BEGIN

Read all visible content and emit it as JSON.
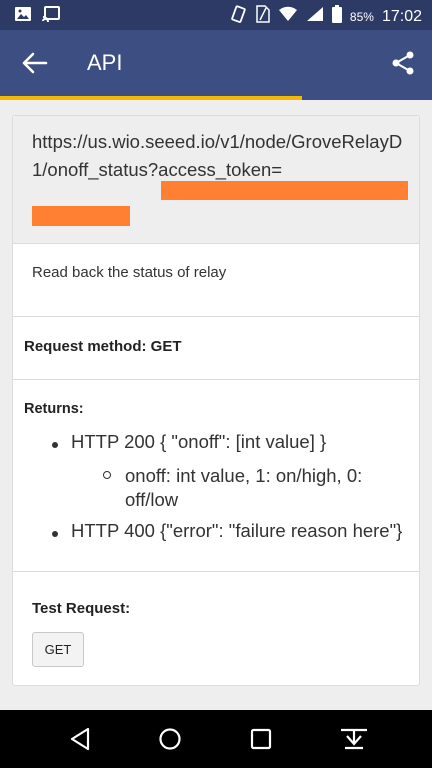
{
  "status_bar": {
    "battery_percent": "85%",
    "time": "17:02",
    "icons": [
      "image-icon",
      "cast-icon",
      "vibrate-icon",
      "sim-icon",
      "wifi-icon",
      "signal-icon",
      "battery-icon"
    ]
  },
  "app_bar": {
    "title": "API",
    "back_icon": "arrow-back-icon",
    "share_icon": "share-icon",
    "progress_fraction": 0.7
  },
  "api": {
    "url": "https://us.wio.seeed.io/v1/node/GroveRelayD1/onoff_status?access_token=",
    "description": "Read back the status of relay",
    "method_label": "Request method: GET",
    "returns_label": "Returns:",
    "returns": [
      {
        "text": "HTTP 200 { \"onoff\": [int value] }",
        "sub": [
          "onoff: int value, 1: on/high, 0: off/low"
        ]
      },
      {
        "text": "HTTP 400 {\"error\": \"failure reason here\"}",
        "sub": []
      }
    ],
    "test_label": "Test Request:",
    "test_button": "GET",
    "redaction_color": "#ff8033"
  },
  "colors": {
    "statusbar": "#2d3a66",
    "appbar": "#3c4e82",
    "accent": "#f5b800"
  },
  "nav_bar": {
    "icons": [
      "back-triangle-icon",
      "home-circle-icon",
      "recents-square-icon",
      "download-icon"
    ]
  }
}
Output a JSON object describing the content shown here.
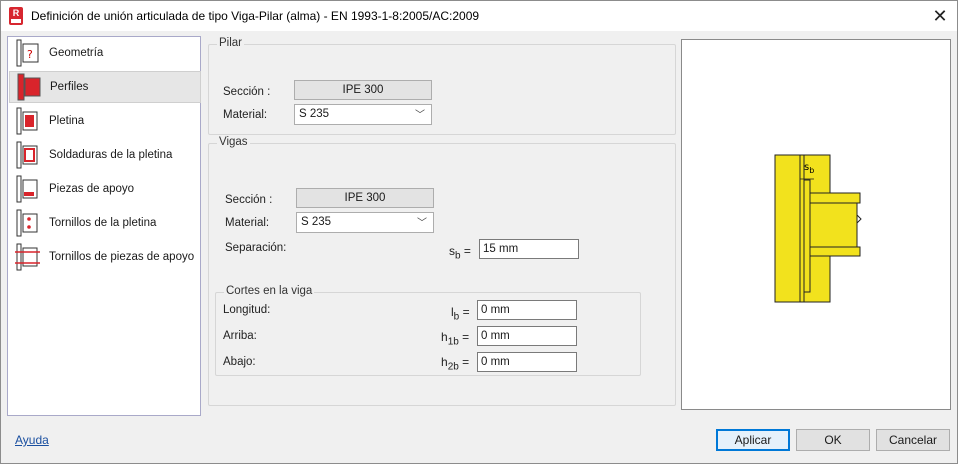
{
  "window": {
    "title": "Definición de unión articulada de tipo Viga-Pilar (alma) - EN 1993-1-8:2005/AC:2009",
    "app_icon_letter": "R",
    "close_glyph": "✕"
  },
  "nav": {
    "items": [
      {
        "label": "Geometría",
        "icon": "geometry-icon"
      },
      {
        "label": "Perfiles",
        "icon": "profiles-icon"
      },
      {
        "label": "Pletina",
        "icon": "plate-icon"
      },
      {
        "label": "Soldaduras de la pletina",
        "icon": "plate-welds-icon"
      },
      {
        "label": "Piezas de apoyo",
        "icon": "support-pieces-icon"
      },
      {
        "label": "Tornillos de la pletina",
        "icon": "plate-bolts-icon"
      },
      {
        "label": "Tornillos de piezas de apoyo",
        "icon": "support-bolts-icon"
      }
    ],
    "selected": "Perfiles"
  },
  "pilar": {
    "group_title": "Pilar",
    "section_label": "Sección :",
    "section_value": "IPE 300",
    "material_label": "Material:",
    "material_value": "S 235"
  },
  "vigas": {
    "group_title": "Vigas",
    "section_label": "Sección :",
    "section_value": "IPE 300",
    "material_label": "Material:",
    "material_value": "S 235",
    "separation_label": "Separación:",
    "separation_symbol": "s",
    "separation_sub": "b",
    "separation_value": "15 mm"
  },
  "cortes": {
    "group_title": "Cortes en la viga",
    "longitud_label": "Longitud:",
    "longitud_symbol": "l",
    "longitud_sub": "b",
    "longitud_value": "0 mm",
    "arriba_label": "Arriba:",
    "arriba_symbol": "h",
    "arriba_sub": "1b",
    "arriba_value": "0 mm",
    "abajo_label": "Abajo:",
    "abajo_symbol": "h",
    "abajo_sub": "2b",
    "abajo_value": "0 mm",
    "equals": "="
  },
  "preview": {
    "dimension_label": "s",
    "dimension_sub": "b",
    "steel_color": "#f2e21d",
    "outline_color": "#222222"
  },
  "footer": {
    "help_link": "Ayuda",
    "apply_button": "Aplicar",
    "ok_button": "OK",
    "cancel_button": "Cancelar"
  },
  "colors": {
    "accent": "#0078d7",
    "selected_icon_red": "#d9242b",
    "link": "#1a4fa0"
  }
}
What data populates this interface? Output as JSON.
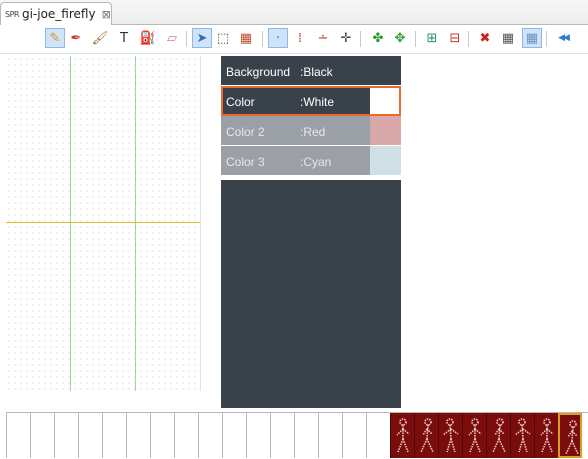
{
  "tab": {
    "icon_text": "SPR",
    "title": "gi-joe_firefly",
    "close_glyph": "⊠"
  },
  "toolbar": {
    "tools": [
      {
        "name": "pencil-tool-icon",
        "glyph": "✎",
        "color": "#d49a1c",
        "selected": true
      },
      {
        "name": "eyedropper-tool-icon",
        "glyph": "✒",
        "color": "#d0342c"
      },
      {
        "name": "brush-tool-icon",
        "glyph": "🖌",
        "color": "#a0682c"
      },
      {
        "name": "text-tool-icon",
        "glyph": "T",
        "color": "#333333"
      },
      {
        "name": "fill-tool-icon",
        "glyph": "⛽",
        "color": "#3a7bbf"
      },
      {
        "name": "eraser-tool-icon",
        "glyph": "▱",
        "color": "#d07a8a"
      },
      {
        "name": "select-arrow-tool-icon",
        "glyph": "➤",
        "color": "#2a6fb8",
        "selected": true
      },
      {
        "name": "rect-select-tool-icon",
        "glyph": "⬚",
        "color": "#333333"
      },
      {
        "name": "color-grid-tool-icon",
        "glyph": "▦",
        "color": "#c44c2c"
      },
      {
        "name": "point-tool-icon",
        "glyph": "·",
        "color": "#2a6fb8",
        "selected": true
      },
      {
        "name": "vertical-guide-tool-icon",
        "glyph": "⁞",
        "color": "#c23a2a"
      },
      {
        "name": "horizontal-guide-tool-icon",
        "glyph": "∸",
        "color": "#c23a2a"
      },
      {
        "name": "cross-guide-tool-icon",
        "glyph": "✛",
        "color": "#444444"
      },
      {
        "name": "puzzle-tool-icon",
        "glyph": "✤",
        "color": "#2f9a2f"
      },
      {
        "name": "puzzle-piece-tool-icon",
        "glyph": "✥",
        "color": "#2f9a2f"
      },
      {
        "name": "add-frame-tool-icon",
        "glyph": "⊞",
        "color": "#2f8f5a"
      },
      {
        "name": "remove-frame-tool-icon",
        "glyph": "⊟",
        "color": "#c23a2a"
      },
      {
        "name": "delete-tool-icon",
        "glyph": "✖",
        "color": "#d02020"
      },
      {
        "name": "grid-tool-icon",
        "glyph": "▦",
        "color": "#555555"
      },
      {
        "name": "fine-grid-tool-icon",
        "glyph": "▦",
        "color": "#6a8fc0",
        "selected": true
      },
      {
        "name": "rewind-tool-icon",
        "glyph": "◀◀",
        "color": "#2a7fd0"
      }
    ]
  },
  "palette": {
    "entries": [
      {
        "name": "Background",
        "value": ":Black",
        "swatch": "#39424a",
        "dim": false
      },
      {
        "name": "Color",
        "value": ":White",
        "swatch": "#ffffff",
        "dim": false,
        "selected": true
      },
      {
        "name": "Color 2",
        "value": ":Red",
        "swatch": "#d9a8a8",
        "dim": true
      },
      {
        "name": "Color 3",
        "value": ":Cyan",
        "swatch": "#cfe0e6",
        "dim": true
      }
    ]
  },
  "colors": {
    "palette_bg": "#39424a",
    "selection_border": "#e86a2c",
    "filled_frame": "#7a0c0c",
    "current_frame_border": "#d8a020",
    "guide_vertical": "#8fe08f",
    "guide_horizontal": "#e0c020"
  },
  "frames": {
    "total": 24,
    "filled_start": 16,
    "current_index": 23
  }
}
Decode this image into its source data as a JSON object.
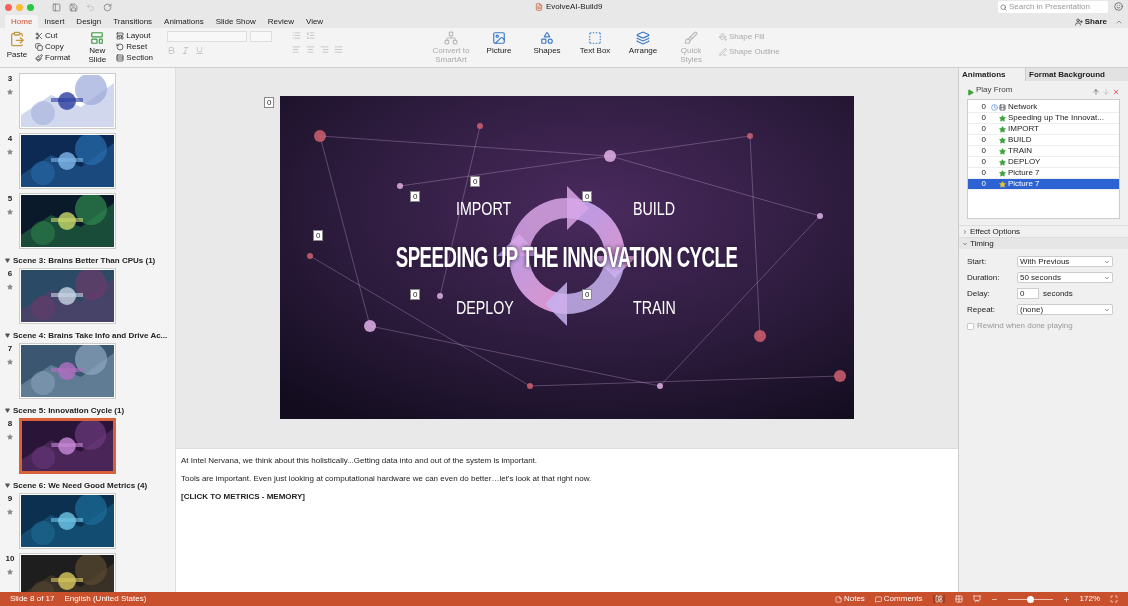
{
  "window": {
    "title": "EvolveAI-Build9"
  },
  "search": {
    "placeholder": "Search in Presentation"
  },
  "share": "Share",
  "tabs": [
    {
      "label": "Home",
      "selected": true
    },
    {
      "label": "Insert",
      "selected": false
    },
    {
      "label": "Design",
      "selected": false
    },
    {
      "label": "Transitions",
      "selected": false
    },
    {
      "label": "Animations",
      "selected": false
    },
    {
      "label": "Slide Show",
      "selected": false
    },
    {
      "label": "Review",
      "selected": false
    },
    {
      "label": "View",
      "selected": false
    }
  ],
  "ribbon": {
    "paste": "Paste",
    "clipboard": [
      "Cut",
      "Copy",
      "Format"
    ],
    "new_slide": "New Slide",
    "slide_tools": [
      "Layout",
      "Reset",
      "Section"
    ],
    "insert": [
      {
        "label": "Convert to SmartArt",
        "kind": "smartart",
        "disabled": true
      },
      {
        "label": "Picture",
        "kind": "picture",
        "disabled": false
      },
      {
        "label": "Shapes",
        "kind": "shapes",
        "disabled": false
      },
      {
        "label": "Text Box",
        "kind": "textbox",
        "disabled": false
      },
      {
        "label": "Arrange",
        "kind": "arrange",
        "disabled": false
      },
      {
        "label": "Quick Styles",
        "kind": "styles",
        "disabled": true
      }
    ],
    "shape_format": [
      "Shape Fill",
      "Shape Outline"
    ]
  },
  "thumbnails": [
    {
      "kind": "slide",
      "number": "3",
      "selected": false
    },
    {
      "kind": "slide",
      "number": "4",
      "selected": false
    },
    {
      "kind": "slide",
      "number": "5",
      "selected": false
    },
    {
      "kind": "section",
      "label": "Scene 3: Brains Better Than CPUs (1)"
    },
    {
      "kind": "slide",
      "number": "6",
      "selected": false
    },
    {
      "kind": "section",
      "label": "Scene 4: Brains Take Info and Drive Ac..."
    },
    {
      "kind": "slide",
      "number": "7",
      "selected": false
    },
    {
      "kind": "section",
      "label": "Scene 5: Innovation Cycle (1)"
    },
    {
      "kind": "slide",
      "number": "8",
      "selected": true
    },
    {
      "kind": "section",
      "label": "Scene 6: We Need Good Metrics (4)"
    },
    {
      "kind": "slide",
      "number": "9",
      "selected": false
    },
    {
      "kind": "slide",
      "number": "10",
      "selected": false
    }
  ],
  "slide": {
    "title": "SPEEDING UP THE INNOVATION CYCLE",
    "labels": [
      "IMPORT",
      "BUILD",
      "DEPLOY",
      "TRAIN"
    ],
    "markers": [
      "0",
      "0",
      "0",
      "0",
      "0",
      "0",
      "0"
    ]
  },
  "notes": [
    {
      "text": "At Intel Nervana, we think about this holistically...Getting data into and out of the system is important.",
      "bold": false
    },
    {
      "text": "Tools are important.  Even just looking at computational hardware we can even do better…let's look at that right now.",
      "bold": false
    },
    {
      "text": "[CLICK TO METRICS - MEMORY]",
      "bold": true
    }
  ],
  "pane": {
    "tabs": [
      {
        "label": "Animations",
        "selected": true
      },
      {
        "label": "Format Background",
        "selected": false
      }
    ],
    "play_from": "Play From",
    "items": [
      {
        "order": "0",
        "name": "Network",
        "kind": "media",
        "selected": false
      },
      {
        "order": "0",
        "name": "Speeding up The Innovat...",
        "kind": "effect",
        "selected": false
      },
      {
        "order": "0",
        "name": "IMPORT",
        "kind": "effect",
        "selected": false
      },
      {
        "order": "0",
        "name": "BUILD",
        "kind": "effect",
        "selected": false
      },
      {
        "order": "0",
        "name": "TRAIN",
        "kind": "effect",
        "selected": false
      },
      {
        "order": "0",
        "name": "DEPLOY",
        "kind": "effect",
        "selected": false
      },
      {
        "order": "0",
        "name": "Picture 7",
        "kind": "effect",
        "selected": false
      },
      {
        "order": "0",
        "name": "Picture 7",
        "kind": "effect",
        "selected": true
      }
    ],
    "effect_options": {
      "label": "Effect Options",
      "expanded": false
    },
    "timing": {
      "label": "Timing",
      "expanded": true,
      "fields": [
        {
          "label": "Start:",
          "value": "With Previous",
          "kind": "select"
        },
        {
          "label": "Duration:",
          "value": "50 seconds",
          "kind": "select"
        },
        {
          "label": "Delay:",
          "value": "0",
          "kind": "stepper",
          "unit": "seconds"
        },
        {
          "label": "Repeat:",
          "value": "(none)",
          "kind": "select"
        }
      ],
      "rewind": {
        "label": "Rewind when done playing",
        "checked": false
      }
    }
  },
  "status": {
    "slide": "Slide 8 of 17",
    "language": "English (United States)",
    "notes": "Notes",
    "comments": "Comments",
    "zoom": "172%",
    "zoom_slider": {
      "level": 0.5
    }
  }
}
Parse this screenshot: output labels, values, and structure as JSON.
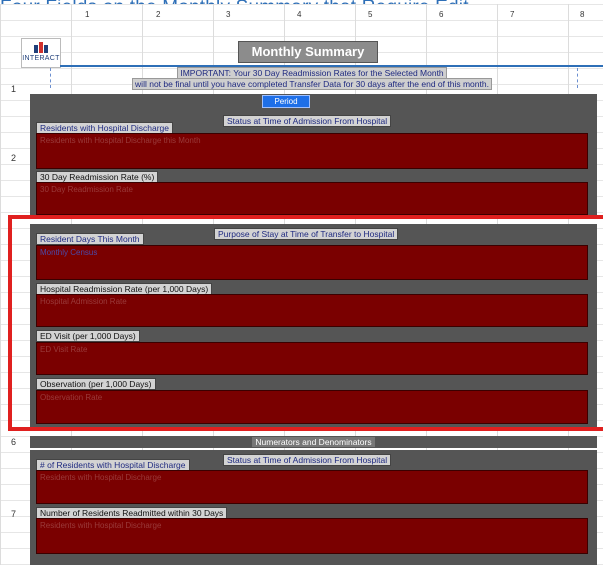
{
  "banner": "Four Fields on the Monthly Summary that Require Edit...",
  "columns": [
    "1",
    "2",
    "3",
    "4",
    "5",
    "6",
    "7",
    "8"
  ],
  "rows": [
    "1",
    "2",
    "6",
    "7"
  ],
  "logo": {
    "text": "INTERACT"
  },
  "title": "Monthly Summary",
  "important": {
    "line1": "IMPORTANT:  Your 30 Day Readmission Rates for the Selected Month",
    "line2": "will not be final until you have completed Transfer Data for 30 days after the end of this month."
  },
  "period": "Period",
  "section1": {
    "caption": "Status at Time of Admission From Hospital",
    "items": [
      {
        "label": "Residents with Hospital Discharge",
        "value": "Residents with Hospital Discharge this Month"
      },
      {
        "label": "30 Day Readmission Rate (%)",
        "value": "30 Day Readmission Rate"
      }
    ]
  },
  "section2": {
    "caption": "Purpose of Stay at Time of Transfer to Hospital",
    "items": [
      {
        "label": "Resident Days This Month",
        "value": "Monthly Census"
      },
      {
        "label": "Hospital Readmission Rate (per 1,000 Days)",
        "value": "Hospital Admission Rate"
      },
      {
        "label": "ED Visit (per 1,000 Days)",
        "value": "ED Visit Rate"
      },
      {
        "label": "Observation (per 1,000 Days)",
        "value": "Observation Rate"
      }
    ]
  },
  "section3": {
    "header": "Numerators and Denominators",
    "caption": "Status at Time of Admission From Hospital",
    "items": [
      {
        "label": "# of Residents with Hospital Discharge",
        "value": "Residents with Hospital Discharge"
      },
      {
        "label": "Number of Residents Readmitted within 30 Days",
        "value": "Residents with Hospital Discharge"
      }
    ]
  },
  "colors": {
    "field": "#7a0000",
    "panel": "#555555",
    "accent": "#2E6FB7",
    "highlight": "#e0201f",
    "period": "#1E6FE8"
  }
}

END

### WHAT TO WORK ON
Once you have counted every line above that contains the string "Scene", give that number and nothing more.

### TASK RESULT
4